Conceived by Hai-Ting Chinn; Directed by Lisa Rothe
Off Off Broadway, Experimental Opera
Runs through 4.24.16
HERE, 145 Sixth Avenue
by Shoshana Roberts on 4.15.16
Erica Switzer and Hai-Ting Chinn in Science Fair. Photo by Kate Milford.
BOTTOM LINE: Conceived and performed by Hai-Ting Chinn, this mezzo-soprano sings science lessons as she performs experiments to educate the audience.
Hai-Ting Chinn has spent three years in the HERE Artist Residency Program (HARP) developing Science Fair. HARP stresses creating works that combine multiple disciplines, which has resulted in Ms. Chinn's combination piece comprised of opera, theatre, a lecture, and science experiments. As a mezzo-soprano, a performer, and an educated woman, she was able to utilize these different components of her life with the help of pianist Erica Switzer, director Lisa Rothe, and composers Matthew Schickele, Renée Favand-See, Stefan Weisman, and Conrad Cummings.
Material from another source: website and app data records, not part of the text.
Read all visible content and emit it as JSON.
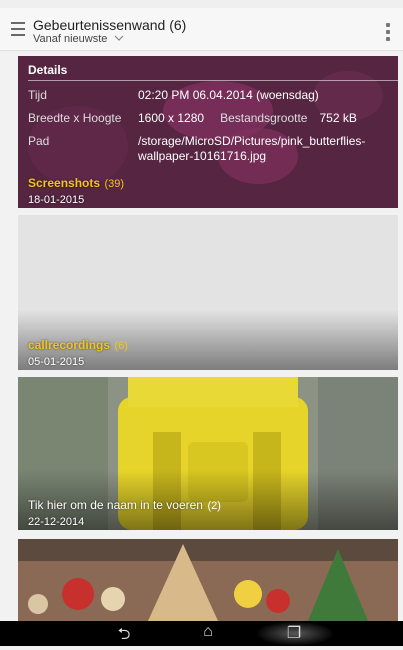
{
  "app_bar": {
    "title": "Gebeurtenissenwand (6)",
    "sort_label": "Vanaf nieuwste",
    "icons": [
      "menu-icon",
      "chevron-down-icon",
      "overflow-menu-icon"
    ]
  },
  "details": {
    "heading": "Details",
    "time_label": "Tijd",
    "time_value": "02:20 PM 06.04.2014 (woensdag)",
    "dims_label": "Breedte x Hoogte",
    "dims_value": "1600 x 1280",
    "size_label": "Bestandsgrootte",
    "size_value": "752 kB",
    "path_label": "Pad",
    "path_line1": "/storage/MicroSD/Pictures/pink_butterflies-",
    "path_line2": "wallpaper-10161716.jpg"
  },
  "cards": [
    {
      "name": "Screenshots",
      "count": "(39)",
      "date": "18-01-2015"
    },
    {
      "name": "callrecordings",
      "count": "(6)",
      "date": "05-01-2015"
    },
    {
      "name": "Tik hier om de naam in te voeren",
      "count": "(2)",
      "date": "22-12-2014"
    },
    {
      "name": "",
      "count": "",
      "date": ""
    }
  ],
  "nav": {
    "back": "⮌",
    "home": "⌂",
    "recents": "❐"
  },
  "colors": {
    "accent": "#f2c41c"
  }
}
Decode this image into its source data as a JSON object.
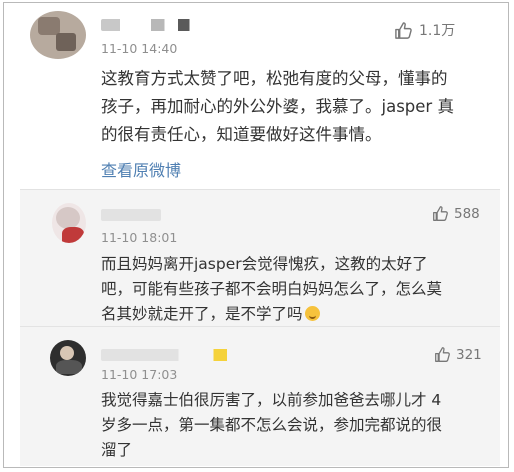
{
  "comment": {
    "time": "11-10 14:40",
    "likes": "1.1万",
    "text": [
      "这教育方式太赞了吧，松弛有度的父母，懂事的",
      "孩子，再加耐心的外公外婆，我慕了。jasper 真",
      "的很有责任心，知道要做好这件事情。"
    ],
    "link": "查看原微博"
  },
  "replies": [
    {
      "time": "11-10 18:01",
      "likes": "588",
      "text": [
        "而且妈妈离开jasper会觉得愧疚，这教的太好了",
        "吧，可能有些孩子都不会明白妈妈怎么了，怎么莫",
        "名其妙就走开了，是不学了吗"
      ],
      "emoji": "laughing-face-emoji"
    },
    {
      "time": "11-10 17:03",
      "likes": "321",
      "text": [
        "我觉得嘉士伯很厉害了，以前参加爸爸去哪儿才 4",
        "岁多一点，第一集都不怎么会说，参加完都说的很",
        "溜了"
      ]
    }
  ],
  "colors": {
    "text": "#333333",
    "meta": "#8f8f8f",
    "link": "#4f7fb2",
    "reply_bg": "#f4f4f4"
  },
  "icons": {
    "like": "thumbs-up-icon"
  }
}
Science Fair is made up of twenty songs, from “Natural Phenomena,” “Our Solar System,” and “The Amazing Atom,” to “Orbit,” “Beakers, Bottles, Glasses, and Bells,” and “The Phases of the Moon.” Each section is meant to educate, with text from astronomers, physicists, biologists, and other scientific contributors. But Chinn is your teacher for the evening, even using texts from the NASA Goddard Flight Center to further explain lunar libration. I felt like I had a very informative evening, observing innovative ways to present complex concepts. Here, education is served with entertainment. I very much appreciated the playfulness with which she approached each lesson/song.
Chinn's costume design is really something special. She manages to convey a professional demeanor with that of a stylish, futuristic, sexy teacher. Beginning with a play off of a stereotypical lab coat, she wears knee-high white synthetic go-go boots, complimented by bright red tights. After her first change she reveals a mod-type outfit, still in white. Her most impressive moment though is with a solar system hoop skirt. Covered with black and white sparkly tulle to represent the solar system's dust, throughout the song Chinn deconstructs her outfit to reveal the creation of the planets.
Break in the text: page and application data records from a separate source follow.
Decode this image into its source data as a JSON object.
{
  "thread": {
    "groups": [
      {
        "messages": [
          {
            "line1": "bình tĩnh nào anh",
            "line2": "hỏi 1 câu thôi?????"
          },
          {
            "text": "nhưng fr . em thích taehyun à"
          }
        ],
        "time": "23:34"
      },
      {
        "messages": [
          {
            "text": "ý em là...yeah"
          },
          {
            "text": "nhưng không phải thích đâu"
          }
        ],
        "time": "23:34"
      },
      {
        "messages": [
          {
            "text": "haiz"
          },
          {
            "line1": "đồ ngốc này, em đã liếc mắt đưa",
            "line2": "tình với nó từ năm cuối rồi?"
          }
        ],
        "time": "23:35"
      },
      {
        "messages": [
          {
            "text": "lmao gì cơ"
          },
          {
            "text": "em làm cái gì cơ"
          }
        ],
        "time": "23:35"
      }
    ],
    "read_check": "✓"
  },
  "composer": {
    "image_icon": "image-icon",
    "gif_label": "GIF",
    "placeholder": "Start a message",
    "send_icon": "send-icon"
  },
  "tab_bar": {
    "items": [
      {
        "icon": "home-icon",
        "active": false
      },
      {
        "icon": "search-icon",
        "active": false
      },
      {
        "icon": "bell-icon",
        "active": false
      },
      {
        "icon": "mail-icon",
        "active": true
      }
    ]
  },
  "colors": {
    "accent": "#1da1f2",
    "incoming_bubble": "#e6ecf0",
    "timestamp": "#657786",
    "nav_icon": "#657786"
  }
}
What stood out to me was the integration of each component of Science Fair. Even with this production being prop heavy, the transitions are well planned and she is able to bring a science class into the 21st century, including with technology involved. During one scene/song Chinn has a camera attached to her forehead with a contraption holding a model moon in front of her. While a light shines on her from the side side of a stage, a projector shows the camera feed, clearly demonstrating the phases of the moon. As Chinn states about halfway through, “We are in the business of art, so let's make a metaphor,” and she turns the theatre into the nucleus of the atom. It is innovation like that that needs to be introduced to schools so we can nurture new generations of creative and talented individuals like Chinn.
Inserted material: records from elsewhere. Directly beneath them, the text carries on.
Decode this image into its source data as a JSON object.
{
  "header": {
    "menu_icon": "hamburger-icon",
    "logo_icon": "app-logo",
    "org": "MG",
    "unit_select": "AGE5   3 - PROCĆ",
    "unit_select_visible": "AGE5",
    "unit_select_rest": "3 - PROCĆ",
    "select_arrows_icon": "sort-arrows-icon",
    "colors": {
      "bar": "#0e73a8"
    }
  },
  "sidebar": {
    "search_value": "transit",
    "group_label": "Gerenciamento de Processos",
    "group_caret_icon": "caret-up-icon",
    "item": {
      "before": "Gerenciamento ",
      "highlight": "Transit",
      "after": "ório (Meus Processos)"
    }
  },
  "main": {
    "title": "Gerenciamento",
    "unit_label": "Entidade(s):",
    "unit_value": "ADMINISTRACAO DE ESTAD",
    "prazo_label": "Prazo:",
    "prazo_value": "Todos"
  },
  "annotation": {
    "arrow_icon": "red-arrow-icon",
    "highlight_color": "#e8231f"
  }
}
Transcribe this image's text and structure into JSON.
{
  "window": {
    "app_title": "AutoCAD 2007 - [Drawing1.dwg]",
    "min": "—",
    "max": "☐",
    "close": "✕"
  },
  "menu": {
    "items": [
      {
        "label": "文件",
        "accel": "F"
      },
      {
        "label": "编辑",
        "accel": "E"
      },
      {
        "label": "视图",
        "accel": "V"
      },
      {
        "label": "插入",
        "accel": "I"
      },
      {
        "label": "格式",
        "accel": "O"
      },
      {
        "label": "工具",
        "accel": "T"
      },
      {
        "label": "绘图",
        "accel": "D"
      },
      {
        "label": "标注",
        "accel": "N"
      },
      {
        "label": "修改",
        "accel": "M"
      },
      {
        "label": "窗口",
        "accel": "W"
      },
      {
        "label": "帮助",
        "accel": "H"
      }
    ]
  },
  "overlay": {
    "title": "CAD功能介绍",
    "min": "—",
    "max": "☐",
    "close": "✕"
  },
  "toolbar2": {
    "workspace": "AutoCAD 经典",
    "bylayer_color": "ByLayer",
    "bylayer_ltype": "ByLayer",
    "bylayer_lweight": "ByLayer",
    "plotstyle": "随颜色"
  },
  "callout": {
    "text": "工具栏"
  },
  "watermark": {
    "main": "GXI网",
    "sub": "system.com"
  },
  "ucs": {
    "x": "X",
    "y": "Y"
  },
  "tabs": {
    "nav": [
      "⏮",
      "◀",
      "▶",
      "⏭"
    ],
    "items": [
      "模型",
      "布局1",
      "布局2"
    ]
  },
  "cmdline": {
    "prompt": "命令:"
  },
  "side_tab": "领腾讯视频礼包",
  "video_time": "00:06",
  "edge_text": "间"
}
(Science Fair plays at HERE, 145 Sixth Avenue, through April 24, 2016. The running time is seventy five minutes with no intermission. Performances are Wednesdays at 7; Fridays at 7; Saturdays at 7; and Sundays at 2. Tickets are $20 and are available at here.org or by calling 212-352-3101.)
Science Fair is conceived by Hai-Ting Chinn and directed by Lisa Rothe. Piano & music direction by Erica Switzer. Music by Matthew Schickele, Renee Favand-See, Stefan Weisman, and Conrad Cummings. Set Design is by Caite Hevner Kemp. Lighting Design is by Lucrecia Briceno. Costume Design by Hai-Ting Chinn. Slideshow Art by Maki Naro. Stage Manager is Haylee Scott.
The cast is Hai-Ting Chinn with Erika Switzer.